:: TASK INSTRUCTIONS ::
In which lines of the data does the string "days" appear? Copy every one.

Stored data entries
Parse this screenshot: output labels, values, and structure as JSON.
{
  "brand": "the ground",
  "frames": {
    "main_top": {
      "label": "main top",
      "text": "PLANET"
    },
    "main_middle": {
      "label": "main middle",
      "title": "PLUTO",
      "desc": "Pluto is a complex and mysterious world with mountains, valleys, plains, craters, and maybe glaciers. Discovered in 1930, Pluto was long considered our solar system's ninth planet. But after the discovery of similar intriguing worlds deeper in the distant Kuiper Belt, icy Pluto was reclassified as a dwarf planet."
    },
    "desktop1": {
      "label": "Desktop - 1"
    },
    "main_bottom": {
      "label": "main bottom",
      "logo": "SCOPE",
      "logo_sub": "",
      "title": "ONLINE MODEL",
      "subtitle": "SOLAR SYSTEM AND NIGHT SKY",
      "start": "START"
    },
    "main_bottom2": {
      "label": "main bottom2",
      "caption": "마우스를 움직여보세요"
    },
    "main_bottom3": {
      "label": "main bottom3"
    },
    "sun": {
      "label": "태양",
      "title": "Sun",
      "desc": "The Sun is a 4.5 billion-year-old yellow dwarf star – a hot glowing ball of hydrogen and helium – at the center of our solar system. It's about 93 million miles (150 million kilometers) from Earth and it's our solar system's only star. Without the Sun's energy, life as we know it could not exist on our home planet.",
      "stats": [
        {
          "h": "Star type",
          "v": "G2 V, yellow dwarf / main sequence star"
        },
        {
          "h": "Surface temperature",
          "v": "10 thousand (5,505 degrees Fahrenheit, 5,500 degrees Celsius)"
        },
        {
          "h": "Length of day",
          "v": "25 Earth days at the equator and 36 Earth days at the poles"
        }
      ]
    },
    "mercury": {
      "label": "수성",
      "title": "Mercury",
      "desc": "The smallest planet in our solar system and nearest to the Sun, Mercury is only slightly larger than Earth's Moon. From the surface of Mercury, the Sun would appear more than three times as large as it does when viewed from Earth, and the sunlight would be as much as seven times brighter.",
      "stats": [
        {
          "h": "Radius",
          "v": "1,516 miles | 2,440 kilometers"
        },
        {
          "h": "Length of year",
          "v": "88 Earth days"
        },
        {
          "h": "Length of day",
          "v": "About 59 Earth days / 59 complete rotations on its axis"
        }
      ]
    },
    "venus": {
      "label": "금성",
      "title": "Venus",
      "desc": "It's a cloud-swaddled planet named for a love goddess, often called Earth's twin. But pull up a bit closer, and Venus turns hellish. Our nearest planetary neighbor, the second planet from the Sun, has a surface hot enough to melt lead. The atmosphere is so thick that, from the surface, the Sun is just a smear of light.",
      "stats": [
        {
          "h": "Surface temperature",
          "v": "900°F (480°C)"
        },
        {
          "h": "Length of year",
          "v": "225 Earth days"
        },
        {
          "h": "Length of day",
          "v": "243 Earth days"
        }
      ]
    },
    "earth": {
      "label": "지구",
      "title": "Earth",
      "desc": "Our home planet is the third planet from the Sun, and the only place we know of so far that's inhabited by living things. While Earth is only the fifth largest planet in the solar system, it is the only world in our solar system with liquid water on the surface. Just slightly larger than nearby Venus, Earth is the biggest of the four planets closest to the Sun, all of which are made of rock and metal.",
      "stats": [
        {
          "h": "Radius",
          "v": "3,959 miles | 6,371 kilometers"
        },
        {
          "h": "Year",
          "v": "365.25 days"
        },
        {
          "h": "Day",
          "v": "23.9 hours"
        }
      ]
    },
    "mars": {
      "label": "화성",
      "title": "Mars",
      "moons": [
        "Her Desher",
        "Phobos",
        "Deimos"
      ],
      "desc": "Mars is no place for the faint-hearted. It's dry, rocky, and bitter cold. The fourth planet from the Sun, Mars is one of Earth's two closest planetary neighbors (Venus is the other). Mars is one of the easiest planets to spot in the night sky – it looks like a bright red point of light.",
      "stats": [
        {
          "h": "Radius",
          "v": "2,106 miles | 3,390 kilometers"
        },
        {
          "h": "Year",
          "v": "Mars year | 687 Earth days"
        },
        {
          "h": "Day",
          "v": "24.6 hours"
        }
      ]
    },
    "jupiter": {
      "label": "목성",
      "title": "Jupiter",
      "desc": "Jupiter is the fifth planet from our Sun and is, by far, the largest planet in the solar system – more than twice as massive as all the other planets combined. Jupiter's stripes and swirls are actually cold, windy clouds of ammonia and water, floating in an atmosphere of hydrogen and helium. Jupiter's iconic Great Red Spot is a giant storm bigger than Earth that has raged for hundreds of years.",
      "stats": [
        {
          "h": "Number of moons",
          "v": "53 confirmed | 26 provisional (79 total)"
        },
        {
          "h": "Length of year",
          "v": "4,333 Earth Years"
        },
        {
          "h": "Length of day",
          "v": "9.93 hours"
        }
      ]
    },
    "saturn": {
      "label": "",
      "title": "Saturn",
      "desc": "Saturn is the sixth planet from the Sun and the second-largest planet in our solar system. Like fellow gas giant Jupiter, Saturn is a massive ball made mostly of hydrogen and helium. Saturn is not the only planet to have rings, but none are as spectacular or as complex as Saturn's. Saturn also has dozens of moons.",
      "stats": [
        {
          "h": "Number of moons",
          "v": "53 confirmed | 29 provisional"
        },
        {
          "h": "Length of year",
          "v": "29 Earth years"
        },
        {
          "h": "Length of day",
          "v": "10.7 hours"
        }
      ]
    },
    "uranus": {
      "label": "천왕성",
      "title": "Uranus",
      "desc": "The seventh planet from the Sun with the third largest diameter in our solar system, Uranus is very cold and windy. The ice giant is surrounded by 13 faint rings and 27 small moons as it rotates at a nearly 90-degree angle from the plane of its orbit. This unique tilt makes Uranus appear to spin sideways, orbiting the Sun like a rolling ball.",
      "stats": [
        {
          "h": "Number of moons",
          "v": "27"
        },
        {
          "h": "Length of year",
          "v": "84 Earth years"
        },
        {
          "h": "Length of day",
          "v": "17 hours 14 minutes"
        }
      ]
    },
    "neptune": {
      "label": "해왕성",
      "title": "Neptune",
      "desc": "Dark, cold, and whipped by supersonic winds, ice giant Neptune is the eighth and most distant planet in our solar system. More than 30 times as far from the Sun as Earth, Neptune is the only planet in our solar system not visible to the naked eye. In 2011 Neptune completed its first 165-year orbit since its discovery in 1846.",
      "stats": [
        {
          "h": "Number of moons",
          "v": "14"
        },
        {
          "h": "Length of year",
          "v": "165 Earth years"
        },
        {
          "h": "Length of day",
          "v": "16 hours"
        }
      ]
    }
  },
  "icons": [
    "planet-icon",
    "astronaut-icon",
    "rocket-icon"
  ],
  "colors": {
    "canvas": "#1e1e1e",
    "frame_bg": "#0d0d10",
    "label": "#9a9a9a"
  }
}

:: RESULT OF THE TASK ::
          "v": "25 Earth days at the equator and 36 Earth days at the poles"
          "v": "88 Earth days"
          "v": "About 59 Earth days / 59 complete rotations on its axis"
          "v": "225 Earth days"
          "v": "243 Earth days"
          "v": "365.25 days"
          "v": "Mars year | 687 Earth days"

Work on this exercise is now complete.